● Record extracts

Content starts

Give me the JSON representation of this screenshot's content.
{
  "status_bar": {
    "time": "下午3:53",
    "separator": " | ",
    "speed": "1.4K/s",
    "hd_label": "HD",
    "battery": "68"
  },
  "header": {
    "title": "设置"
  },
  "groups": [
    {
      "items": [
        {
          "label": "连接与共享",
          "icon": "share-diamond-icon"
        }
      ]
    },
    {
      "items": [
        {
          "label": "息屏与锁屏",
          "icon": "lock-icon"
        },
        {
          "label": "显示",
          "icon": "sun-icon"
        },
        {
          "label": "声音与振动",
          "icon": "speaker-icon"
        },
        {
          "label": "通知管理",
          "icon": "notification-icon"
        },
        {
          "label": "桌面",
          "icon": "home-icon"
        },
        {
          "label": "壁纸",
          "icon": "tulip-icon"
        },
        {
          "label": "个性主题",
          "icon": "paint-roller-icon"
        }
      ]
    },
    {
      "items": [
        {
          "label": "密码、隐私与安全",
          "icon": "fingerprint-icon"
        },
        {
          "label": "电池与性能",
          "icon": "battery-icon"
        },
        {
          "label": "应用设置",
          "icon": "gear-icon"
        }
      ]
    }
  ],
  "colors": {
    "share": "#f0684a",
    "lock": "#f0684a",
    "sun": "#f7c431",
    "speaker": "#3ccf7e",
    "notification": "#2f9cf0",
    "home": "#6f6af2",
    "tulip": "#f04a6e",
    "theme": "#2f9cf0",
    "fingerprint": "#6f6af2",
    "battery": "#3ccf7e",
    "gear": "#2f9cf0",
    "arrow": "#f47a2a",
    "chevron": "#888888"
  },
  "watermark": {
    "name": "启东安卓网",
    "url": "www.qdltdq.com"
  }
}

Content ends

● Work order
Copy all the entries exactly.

● Your solution
Give me the JSON representation of this screenshot's content.
{
  "status_bar": {
    "time": "下午3:53",
    "separator": " | ",
    "speed": "1.4K/s",
    "hd_label": "HD",
    "battery": "68"
  },
  "header": {
    "title": "设置"
  },
  "groups": [
    {
      "items": [
        {
          "label": "连接与共享",
          "icon": "share-diamond-icon"
        }
      ]
    },
    {
      "items": [
        {
          "label": "息屏与锁屏",
          "icon": "lock-icon"
        },
        {
          "label": "显示",
          "icon": "sun-icon"
        },
        {
          "label": "声音与振动",
          "icon": "speaker-icon"
        },
        {
          "label": "通知管理",
          "icon": "notification-icon"
        },
        {
          "label": "桌面",
          "icon": "home-icon"
        },
        {
          "label": "壁纸",
          "icon": "tulip-icon"
        },
        {
          "label": "个性主题",
          "icon": "paint-roller-icon"
        }
      ]
    },
    {
      "items": [
        {
          "label": "密码、隐私与安全",
          "icon": "fingerprint-icon"
        },
        {
          "label": "电池与性能",
          "icon": "battery-icon"
        },
        {
          "label": "应用设置",
          "icon": "gear-icon"
        }
      ]
    }
  ],
  "colors": {
    "share": "#f0684a",
    "lock": "#f0684a",
    "sun": "#f7c431",
    "speaker": "#3ccf7e",
    "notification": "#2f9cf0",
    "home": "#6f6af2",
    "tulip": "#f04a6e",
    "theme": "#2f9cf0",
    "fingerprint": "#6f6af2",
    "battery": "#3ccf7e",
    "gear": "#2f9cf0",
    "arrow": "#f47a2a",
    "chevron": "#888888"
  },
  "watermark": {
    "name": "启东安卓网",
    "url": "www.qdltdq.com"
  }
}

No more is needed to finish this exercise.